Najee Richardson was the first to get a taste of the Water Walls, but he ran out of time and breath merely feet away from the buzzer. He called it a "safety issue" for himself because he was getting lightheaded and running out of breath under the water at the end of the course.

Ninja Warrior @ninjawarrior

.@NajeeRichardson has one goal in mind, and he’s determined to reach it. #AmericanNinjaWarrior https://t.co/cA1wiNP5bE

It appeared as if nobody would make it through Stage 2 when more than half of Monday's episode passed without a triumph, especially after Richardson came painfully close. However, Bryan, who is otherwise known as Papal Ninja, had an answer by steamrolling his way through the obstacles and hitting the buzzer with a full 21 seconds remaining.

It took until the final competitor for Papal Ninja to receive company in the next stage, but Drechsel delivered with an even faster run. He hit the buzzer with 38 seconds remaining and set the stage for a two-man showdown in Stage 3 with either $1 million or $100,000 awaiting the winner.

Stage 3 featured no time limit and eight grueling obstacles testing upper-body strength, and Bryan set the bar by reaching the Ultimate Cliffhanger—the same place he lost on Stage 3 last year.

That put the pressure on Drechsel, who responded by also falling at the Ultimate Cliffhanger.

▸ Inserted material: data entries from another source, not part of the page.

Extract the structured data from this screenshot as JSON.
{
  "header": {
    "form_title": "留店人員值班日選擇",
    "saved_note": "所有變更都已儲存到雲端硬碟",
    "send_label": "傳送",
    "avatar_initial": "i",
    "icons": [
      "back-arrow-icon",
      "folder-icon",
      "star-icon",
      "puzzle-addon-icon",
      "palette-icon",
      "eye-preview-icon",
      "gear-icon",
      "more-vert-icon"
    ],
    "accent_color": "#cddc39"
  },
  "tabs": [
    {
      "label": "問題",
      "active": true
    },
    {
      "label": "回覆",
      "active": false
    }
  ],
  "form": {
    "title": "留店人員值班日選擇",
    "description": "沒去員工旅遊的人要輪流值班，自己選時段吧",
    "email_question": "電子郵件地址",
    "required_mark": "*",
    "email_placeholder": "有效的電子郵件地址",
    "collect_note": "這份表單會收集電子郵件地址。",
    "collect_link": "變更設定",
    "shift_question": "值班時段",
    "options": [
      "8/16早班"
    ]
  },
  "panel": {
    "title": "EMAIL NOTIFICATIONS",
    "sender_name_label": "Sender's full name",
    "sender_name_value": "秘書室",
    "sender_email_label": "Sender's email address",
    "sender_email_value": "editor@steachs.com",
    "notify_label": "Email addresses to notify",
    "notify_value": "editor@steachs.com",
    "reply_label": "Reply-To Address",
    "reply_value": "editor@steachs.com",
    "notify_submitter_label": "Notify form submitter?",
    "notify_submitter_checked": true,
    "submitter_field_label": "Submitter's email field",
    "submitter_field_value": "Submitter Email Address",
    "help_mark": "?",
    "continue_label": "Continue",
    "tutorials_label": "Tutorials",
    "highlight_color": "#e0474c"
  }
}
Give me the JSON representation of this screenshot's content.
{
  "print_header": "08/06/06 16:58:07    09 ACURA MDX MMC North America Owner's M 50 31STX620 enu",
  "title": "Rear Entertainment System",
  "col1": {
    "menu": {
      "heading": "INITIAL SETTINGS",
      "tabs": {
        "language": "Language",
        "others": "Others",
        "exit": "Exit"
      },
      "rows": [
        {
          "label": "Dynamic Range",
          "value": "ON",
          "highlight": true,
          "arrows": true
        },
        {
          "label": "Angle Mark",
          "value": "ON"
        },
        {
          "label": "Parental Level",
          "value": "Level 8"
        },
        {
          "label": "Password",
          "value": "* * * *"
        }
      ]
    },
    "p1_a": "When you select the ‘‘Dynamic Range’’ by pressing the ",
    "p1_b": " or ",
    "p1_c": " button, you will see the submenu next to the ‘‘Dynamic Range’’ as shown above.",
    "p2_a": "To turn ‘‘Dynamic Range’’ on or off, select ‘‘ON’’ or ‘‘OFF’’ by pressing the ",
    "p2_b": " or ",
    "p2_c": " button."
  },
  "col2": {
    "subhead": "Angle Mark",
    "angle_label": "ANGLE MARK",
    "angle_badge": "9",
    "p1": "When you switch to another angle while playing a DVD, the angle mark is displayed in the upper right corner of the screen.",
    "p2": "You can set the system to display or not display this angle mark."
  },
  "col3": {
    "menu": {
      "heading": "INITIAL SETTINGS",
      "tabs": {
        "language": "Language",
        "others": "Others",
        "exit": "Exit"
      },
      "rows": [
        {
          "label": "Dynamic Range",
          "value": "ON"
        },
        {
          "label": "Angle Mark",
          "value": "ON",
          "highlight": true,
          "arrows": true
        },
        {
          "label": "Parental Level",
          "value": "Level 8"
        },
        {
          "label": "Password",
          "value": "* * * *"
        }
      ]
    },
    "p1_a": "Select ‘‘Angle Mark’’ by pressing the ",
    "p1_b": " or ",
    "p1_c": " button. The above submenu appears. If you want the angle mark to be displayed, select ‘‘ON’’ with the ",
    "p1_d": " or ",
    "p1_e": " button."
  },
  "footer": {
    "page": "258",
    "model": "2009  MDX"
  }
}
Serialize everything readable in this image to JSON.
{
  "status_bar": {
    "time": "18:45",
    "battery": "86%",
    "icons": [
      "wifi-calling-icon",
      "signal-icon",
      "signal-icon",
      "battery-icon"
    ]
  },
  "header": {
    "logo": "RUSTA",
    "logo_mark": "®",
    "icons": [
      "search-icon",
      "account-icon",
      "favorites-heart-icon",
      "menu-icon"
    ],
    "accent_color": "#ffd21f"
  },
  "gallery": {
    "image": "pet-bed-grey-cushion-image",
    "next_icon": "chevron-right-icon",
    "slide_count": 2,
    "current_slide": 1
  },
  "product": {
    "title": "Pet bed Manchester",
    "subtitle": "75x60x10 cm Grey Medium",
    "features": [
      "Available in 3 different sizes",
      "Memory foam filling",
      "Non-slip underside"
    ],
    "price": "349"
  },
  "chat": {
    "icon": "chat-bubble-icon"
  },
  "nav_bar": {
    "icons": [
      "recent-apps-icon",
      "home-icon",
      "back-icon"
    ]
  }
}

However, he made it through the preceding Crazy Clocks obstacle faster than Bryan, which gave him the $100,000 prize.